Start of DATA PROVIDED
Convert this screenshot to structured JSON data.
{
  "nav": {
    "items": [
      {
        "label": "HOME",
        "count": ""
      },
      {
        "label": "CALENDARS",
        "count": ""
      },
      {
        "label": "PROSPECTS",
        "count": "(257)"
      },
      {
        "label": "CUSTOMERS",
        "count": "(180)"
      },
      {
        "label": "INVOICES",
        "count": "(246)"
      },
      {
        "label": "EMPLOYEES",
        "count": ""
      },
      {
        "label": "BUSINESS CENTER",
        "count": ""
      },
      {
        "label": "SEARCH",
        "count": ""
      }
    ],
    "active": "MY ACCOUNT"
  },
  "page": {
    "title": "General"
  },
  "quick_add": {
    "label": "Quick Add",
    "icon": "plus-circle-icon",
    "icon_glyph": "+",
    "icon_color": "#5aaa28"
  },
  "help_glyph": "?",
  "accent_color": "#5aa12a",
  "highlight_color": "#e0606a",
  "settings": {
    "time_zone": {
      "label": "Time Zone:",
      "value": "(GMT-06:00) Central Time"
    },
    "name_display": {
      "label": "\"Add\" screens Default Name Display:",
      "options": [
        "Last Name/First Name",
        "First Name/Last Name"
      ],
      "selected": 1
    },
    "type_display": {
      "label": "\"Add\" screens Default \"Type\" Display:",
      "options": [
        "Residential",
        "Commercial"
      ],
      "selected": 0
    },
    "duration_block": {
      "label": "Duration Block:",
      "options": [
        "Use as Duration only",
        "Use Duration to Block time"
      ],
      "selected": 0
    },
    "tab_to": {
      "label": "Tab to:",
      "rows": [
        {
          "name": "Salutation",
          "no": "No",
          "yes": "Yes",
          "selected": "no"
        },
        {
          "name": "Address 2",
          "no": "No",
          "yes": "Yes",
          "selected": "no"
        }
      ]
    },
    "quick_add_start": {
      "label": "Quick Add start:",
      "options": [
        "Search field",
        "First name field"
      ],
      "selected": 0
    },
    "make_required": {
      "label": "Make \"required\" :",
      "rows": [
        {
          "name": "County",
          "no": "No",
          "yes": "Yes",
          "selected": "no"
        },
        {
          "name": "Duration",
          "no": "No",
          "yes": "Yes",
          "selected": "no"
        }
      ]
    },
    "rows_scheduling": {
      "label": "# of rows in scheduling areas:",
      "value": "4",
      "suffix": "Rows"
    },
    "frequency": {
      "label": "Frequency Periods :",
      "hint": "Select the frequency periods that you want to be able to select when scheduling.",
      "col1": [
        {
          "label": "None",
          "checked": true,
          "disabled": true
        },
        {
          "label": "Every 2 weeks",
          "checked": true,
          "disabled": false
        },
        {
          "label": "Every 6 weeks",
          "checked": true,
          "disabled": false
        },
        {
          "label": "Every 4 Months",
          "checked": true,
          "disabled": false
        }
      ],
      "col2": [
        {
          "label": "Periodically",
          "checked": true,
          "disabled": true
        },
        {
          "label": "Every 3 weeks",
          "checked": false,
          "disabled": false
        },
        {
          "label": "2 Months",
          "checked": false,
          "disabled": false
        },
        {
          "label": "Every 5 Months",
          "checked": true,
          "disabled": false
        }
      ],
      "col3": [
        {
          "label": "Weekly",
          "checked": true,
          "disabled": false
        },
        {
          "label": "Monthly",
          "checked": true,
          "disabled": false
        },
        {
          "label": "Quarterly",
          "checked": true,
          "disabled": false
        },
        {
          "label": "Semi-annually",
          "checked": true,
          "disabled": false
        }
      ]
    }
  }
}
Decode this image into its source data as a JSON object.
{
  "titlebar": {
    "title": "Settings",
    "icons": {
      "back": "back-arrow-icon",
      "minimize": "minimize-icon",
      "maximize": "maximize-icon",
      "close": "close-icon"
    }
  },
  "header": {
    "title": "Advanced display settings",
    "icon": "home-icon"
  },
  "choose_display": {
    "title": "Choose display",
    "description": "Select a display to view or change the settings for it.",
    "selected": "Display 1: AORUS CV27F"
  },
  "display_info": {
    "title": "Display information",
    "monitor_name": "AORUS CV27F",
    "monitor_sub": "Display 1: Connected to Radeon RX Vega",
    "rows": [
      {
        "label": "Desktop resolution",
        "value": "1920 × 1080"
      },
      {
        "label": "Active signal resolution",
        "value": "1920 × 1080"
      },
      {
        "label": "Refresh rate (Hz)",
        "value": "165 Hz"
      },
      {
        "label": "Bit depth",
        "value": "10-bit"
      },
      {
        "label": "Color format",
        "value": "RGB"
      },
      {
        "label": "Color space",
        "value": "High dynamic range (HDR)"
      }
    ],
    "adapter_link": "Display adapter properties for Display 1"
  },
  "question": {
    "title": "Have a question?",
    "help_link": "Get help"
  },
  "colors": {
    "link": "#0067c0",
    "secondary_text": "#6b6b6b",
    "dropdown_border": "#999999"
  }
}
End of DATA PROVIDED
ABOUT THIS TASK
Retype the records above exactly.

YOUR RESPONSE
Convert this screenshot to structured JSON data.
{
  "nav": {
    "items": [
      {
        "label": "HOME",
        "count": ""
      },
      {
        "label": "CALENDARS",
        "count": ""
      },
      {
        "label": "PROSPECTS",
        "count": "(257)"
      },
      {
        "label": "CUSTOMERS",
        "count": "(180)"
      },
      {
        "label": "INVOICES",
        "count": "(246)"
      },
      {
        "label": "EMPLOYEES",
        "count": ""
      },
      {
        "label": "BUSINESS CENTER",
        "count": ""
      },
      {
        "label": "SEARCH",
        "count": ""
      }
    ],
    "active": "MY ACCOUNT"
  },
  "page": {
    "title": "General"
  },
  "quick_add": {
    "label": "Quick Add",
    "icon": "plus-circle-icon",
    "icon_glyph": "+",
    "icon_color": "#5aaa28"
  },
  "help_glyph": "?",
  "accent_color": "#5aa12a",
  "highlight_color": "#e0606a",
  "settings": {
    "time_zone": {
      "label": "Time Zone:",
      "value": "(GMT-06:00) Central Time"
    },
    "name_display": {
      "label": "\"Add\" screens Default Name Display:",
      "options": [
        "Last Name/First Name",
        "First Name/Last Name"
      ],
      "selected": 1
    },
    "type_display": {
      "label": "\"Add\" screens Default \"Type\" Display:",
      "options": [
        "Residential",
        "Commercial"
      ],
      "selected": 0
    },
    "duration_block": {
      "label": "Duration Block:",
      "options": [
        "Use as Duration only",
        "Use Duration to Block time"
      ],
      "selected": 0
    },
    "tab_to": {
      "label": "Tab to:",
      "rows": [
        {
          "name": "Salutation",
          "no": "No",
          "yes": "Yes",
          "selected": "no"
        },
        {
          "name": "Address 2",
          "no": "No",
          "yes": "Yes",
          "selected": "no"
        }
      ]
    },
    "quick_add_start": {
      "label": "Quick Add start:",
      "options": [
        "Search field",
        "First name field"
      ],
      "selected": 0
    },
    "make_required": {
      "label": "Make \"required\" :",
      "rows": [
        {
          "name": "County",
          "no": "No",
          "yes": "Yes",
          "selected": "no"
        },
        {
          "name": "Duration",
          "no": "No",
          "yes": "Yes",
          "selected": "no"
        }
      ]
    },
    "rows_scheduling": {
      "label": "# of rows in scheduling areas:",
      "value": "4",
      "suffix": "Rows"
    },
    "frequency": {
      "label": "Frequency Periods :",
      "hint": "Select the frequency periods that you want to be able to select when scheduling.",
      "col1": [
        {
          "label": "None",
          "checked": true,
          "disabled": true
        },
        {
          "label": "Every 2 weeks",
          "checked": true,
          "disabled": false
        },
        {
          "label": "Every 6 weeks",
          "checked": true,
          "disabled": false
        },
        {
          "label": "Every 4 Months",
          "checked": true,
          "disabled": false
        }
      ],
      "col2": [
        {
          "label": "Periodically",
          "checked": true,
          "disabled": true
        },
        {
          "label": "Every 3 weeks",
          "checked": false,
          "disabled": false
        },
        {
          "label": "2 Months",
          "checked": false,
          "disabled": false
        },
        {
          "label": "Every 5 Months",
          "checked": true,
          "disabled": false
        }
      ],
      "col3": [
        {
          "label": "Weekly",
          "checked": true,
          "disabled": false
        },
        {
          "label": "Monthly",
          "checked": true,
          "disabled": false
        },
        {
          "label": "Quarterly",
          "checked": true,
          "disabled": false
        },
        {
          "label": "Semi-annually",
          "checked": true,
          "disabled": false
        }
      ]
    }
  }
}
Decode this image into its source data as a JSON object.
{
  "titlebar": {
    "title": "Settings",
    "icons": {
      "back": "back-arrow-icon",
      "minimize": "minimize-icon",
      "maximize": "maximize-icon",
      "close": "close-icon"
    }
  },
  "header": {
    "title": "Advanced display settings",
    "icon": "home-icon"
  },
  "choose_display": {
    "title": "Choose display",
    "description": "Select a display to view or change the settings for it.",
    "selected": "Display 1: AORUS CV27F"
  },
  "display_info": {
    "title": "Display information",
    "monitor_name": "AORUS CV27F",
    "monitor_sub": "Display 1: Connected to Radeon RX Vega",
    "rows": [
      {
        "label": "Desktop resolution",
        "value": "1920 × 1080"
      },
      {
        "label": "Active signal resolution",
        "value": "1920 × 1080"
      },
      {
        "label": "Refresh rate (Hz)",
        "value": "165 Hz"
      },
      {
        "label": "Bit depth",
        "value": "10-bit"
      },
      {
        "label": "Color format",
        "value": "RGB"
      },
      {
        "label": "Color space",
        "value": "High dynamic range (HDR)"
      }
    ],
    "adapter_link": "Display adapter properties for Display 1"
  },
  "question": {
    "title": "Have a question?",
    "help_link": "Get help"
  },
  "colors": {
    "link": "#0067c0",
    "secondary_text": "#6b6b6b",
    "dropdown_border": "#999999"
  }
}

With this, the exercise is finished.